What is being asked: In the entries below, how many lines hold the string "questions"? Give only the number.

Records for processing:
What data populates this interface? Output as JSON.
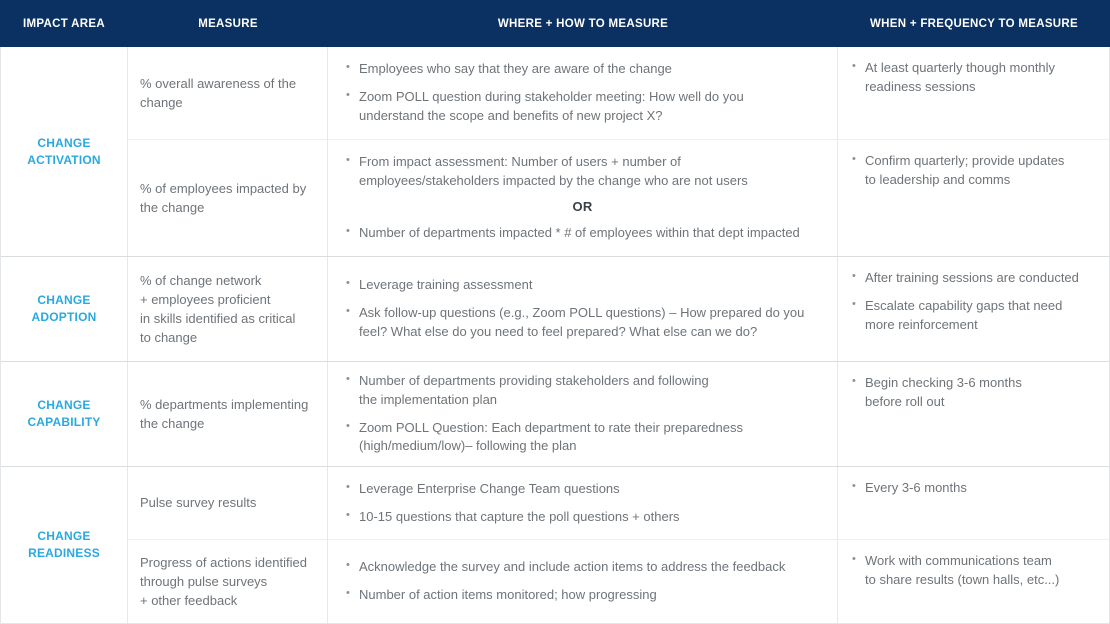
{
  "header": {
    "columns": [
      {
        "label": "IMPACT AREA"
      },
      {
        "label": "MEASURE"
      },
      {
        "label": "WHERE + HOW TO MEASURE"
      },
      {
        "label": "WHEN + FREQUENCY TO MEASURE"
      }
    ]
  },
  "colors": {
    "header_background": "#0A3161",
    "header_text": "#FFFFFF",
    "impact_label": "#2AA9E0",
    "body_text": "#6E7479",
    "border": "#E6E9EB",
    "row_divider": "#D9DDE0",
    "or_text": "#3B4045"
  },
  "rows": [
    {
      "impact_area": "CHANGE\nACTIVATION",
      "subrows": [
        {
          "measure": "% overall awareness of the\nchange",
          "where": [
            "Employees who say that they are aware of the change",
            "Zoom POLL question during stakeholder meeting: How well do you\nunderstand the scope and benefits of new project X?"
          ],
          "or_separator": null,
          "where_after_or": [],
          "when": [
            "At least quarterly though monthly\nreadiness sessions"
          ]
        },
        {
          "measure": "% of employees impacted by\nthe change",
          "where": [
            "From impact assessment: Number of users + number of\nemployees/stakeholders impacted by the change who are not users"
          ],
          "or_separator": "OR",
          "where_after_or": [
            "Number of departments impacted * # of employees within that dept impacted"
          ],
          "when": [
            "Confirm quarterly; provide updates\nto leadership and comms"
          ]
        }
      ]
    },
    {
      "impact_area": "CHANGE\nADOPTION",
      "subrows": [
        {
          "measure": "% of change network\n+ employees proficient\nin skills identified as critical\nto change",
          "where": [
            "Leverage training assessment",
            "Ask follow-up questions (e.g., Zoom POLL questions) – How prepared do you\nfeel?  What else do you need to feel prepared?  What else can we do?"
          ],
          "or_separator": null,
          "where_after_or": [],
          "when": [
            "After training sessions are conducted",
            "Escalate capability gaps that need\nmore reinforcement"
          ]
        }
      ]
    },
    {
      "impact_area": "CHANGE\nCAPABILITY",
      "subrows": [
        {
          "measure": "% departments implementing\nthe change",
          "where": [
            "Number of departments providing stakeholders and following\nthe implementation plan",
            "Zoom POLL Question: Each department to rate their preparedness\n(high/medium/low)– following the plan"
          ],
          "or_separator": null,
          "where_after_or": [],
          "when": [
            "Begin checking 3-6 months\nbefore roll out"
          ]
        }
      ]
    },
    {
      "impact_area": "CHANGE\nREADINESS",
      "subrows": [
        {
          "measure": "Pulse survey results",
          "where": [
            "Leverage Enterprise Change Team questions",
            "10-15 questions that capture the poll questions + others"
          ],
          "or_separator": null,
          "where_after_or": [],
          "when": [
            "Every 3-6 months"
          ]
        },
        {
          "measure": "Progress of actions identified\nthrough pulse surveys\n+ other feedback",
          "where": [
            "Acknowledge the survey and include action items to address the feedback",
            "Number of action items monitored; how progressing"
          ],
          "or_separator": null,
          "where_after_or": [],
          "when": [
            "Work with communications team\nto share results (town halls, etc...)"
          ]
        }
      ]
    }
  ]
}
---
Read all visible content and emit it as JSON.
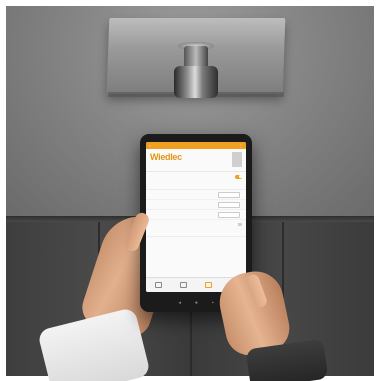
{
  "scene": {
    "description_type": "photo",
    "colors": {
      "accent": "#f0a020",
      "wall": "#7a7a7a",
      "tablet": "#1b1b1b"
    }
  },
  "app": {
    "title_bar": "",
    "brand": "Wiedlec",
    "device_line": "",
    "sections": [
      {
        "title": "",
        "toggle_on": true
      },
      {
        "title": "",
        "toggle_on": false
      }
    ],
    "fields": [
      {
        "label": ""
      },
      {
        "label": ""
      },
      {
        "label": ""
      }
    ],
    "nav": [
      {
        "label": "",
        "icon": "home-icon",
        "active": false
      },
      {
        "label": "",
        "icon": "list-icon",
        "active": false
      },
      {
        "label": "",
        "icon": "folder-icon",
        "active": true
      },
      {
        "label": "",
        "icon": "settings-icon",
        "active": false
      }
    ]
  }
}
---
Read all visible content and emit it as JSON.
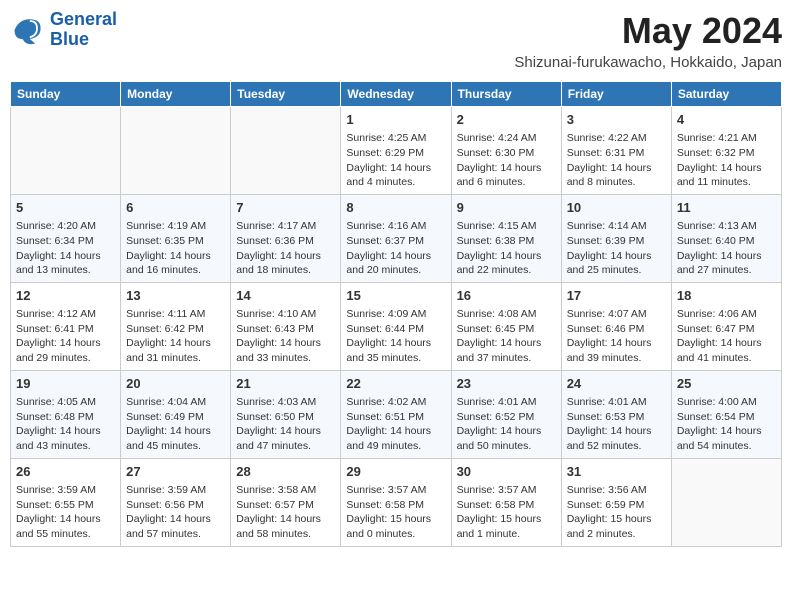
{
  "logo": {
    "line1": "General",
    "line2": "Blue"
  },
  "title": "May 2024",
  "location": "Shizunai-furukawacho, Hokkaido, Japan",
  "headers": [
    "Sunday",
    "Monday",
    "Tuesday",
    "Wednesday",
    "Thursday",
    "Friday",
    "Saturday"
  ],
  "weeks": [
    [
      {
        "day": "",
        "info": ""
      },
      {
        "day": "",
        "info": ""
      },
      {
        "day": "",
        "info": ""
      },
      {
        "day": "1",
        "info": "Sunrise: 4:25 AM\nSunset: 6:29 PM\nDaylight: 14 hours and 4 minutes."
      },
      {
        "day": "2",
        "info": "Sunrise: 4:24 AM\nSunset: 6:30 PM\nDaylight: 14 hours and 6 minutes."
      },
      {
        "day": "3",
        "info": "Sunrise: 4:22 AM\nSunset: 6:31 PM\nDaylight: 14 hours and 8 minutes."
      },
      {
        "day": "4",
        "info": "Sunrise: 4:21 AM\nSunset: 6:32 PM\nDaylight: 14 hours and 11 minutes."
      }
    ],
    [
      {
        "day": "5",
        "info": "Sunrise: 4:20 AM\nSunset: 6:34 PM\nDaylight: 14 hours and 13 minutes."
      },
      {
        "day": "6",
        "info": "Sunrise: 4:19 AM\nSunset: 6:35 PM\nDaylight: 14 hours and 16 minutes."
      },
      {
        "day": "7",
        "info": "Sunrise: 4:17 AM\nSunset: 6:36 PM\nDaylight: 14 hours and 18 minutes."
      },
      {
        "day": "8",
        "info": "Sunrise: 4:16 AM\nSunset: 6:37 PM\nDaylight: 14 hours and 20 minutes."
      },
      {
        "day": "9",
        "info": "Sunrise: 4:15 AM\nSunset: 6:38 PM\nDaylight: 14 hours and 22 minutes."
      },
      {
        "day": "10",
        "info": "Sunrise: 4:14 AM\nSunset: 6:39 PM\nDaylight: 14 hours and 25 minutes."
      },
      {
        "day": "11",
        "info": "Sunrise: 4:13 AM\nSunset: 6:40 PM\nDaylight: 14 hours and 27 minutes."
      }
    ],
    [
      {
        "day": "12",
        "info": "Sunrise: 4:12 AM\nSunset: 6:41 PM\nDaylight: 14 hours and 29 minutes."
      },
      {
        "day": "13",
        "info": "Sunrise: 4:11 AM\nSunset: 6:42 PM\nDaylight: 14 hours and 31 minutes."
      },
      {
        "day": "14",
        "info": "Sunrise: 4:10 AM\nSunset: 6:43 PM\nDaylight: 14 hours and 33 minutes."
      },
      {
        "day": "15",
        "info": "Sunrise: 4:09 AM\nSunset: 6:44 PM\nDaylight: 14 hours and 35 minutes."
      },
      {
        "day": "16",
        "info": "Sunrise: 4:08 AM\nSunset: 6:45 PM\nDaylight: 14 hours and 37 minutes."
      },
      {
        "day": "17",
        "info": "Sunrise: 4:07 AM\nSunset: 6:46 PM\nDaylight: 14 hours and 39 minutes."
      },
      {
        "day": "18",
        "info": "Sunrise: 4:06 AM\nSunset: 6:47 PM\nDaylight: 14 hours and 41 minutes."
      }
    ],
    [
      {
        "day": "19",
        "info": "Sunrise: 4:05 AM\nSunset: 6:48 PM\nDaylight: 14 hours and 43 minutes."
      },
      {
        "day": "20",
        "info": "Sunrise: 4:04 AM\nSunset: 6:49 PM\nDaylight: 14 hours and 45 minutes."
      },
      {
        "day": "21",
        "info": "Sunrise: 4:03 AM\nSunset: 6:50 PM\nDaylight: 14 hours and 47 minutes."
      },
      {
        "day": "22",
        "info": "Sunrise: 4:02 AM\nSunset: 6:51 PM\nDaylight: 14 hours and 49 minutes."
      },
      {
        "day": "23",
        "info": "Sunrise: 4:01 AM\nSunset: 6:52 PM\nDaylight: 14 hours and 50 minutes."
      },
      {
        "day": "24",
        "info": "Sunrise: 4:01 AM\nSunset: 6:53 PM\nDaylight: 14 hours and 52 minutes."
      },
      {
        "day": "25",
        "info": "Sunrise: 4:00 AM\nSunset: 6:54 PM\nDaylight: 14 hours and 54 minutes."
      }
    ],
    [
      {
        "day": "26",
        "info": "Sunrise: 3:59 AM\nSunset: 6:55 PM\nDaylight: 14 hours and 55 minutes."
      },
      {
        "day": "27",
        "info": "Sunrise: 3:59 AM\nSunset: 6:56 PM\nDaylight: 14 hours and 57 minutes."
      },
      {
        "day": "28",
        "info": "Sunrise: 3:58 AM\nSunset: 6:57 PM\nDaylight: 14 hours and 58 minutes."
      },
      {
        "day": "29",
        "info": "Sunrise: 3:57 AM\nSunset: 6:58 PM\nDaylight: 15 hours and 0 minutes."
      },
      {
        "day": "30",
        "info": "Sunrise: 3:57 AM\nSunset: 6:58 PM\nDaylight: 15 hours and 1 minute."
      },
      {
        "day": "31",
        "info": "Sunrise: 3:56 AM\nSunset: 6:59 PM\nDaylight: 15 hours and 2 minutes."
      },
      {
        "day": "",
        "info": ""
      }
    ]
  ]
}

Final answer: 3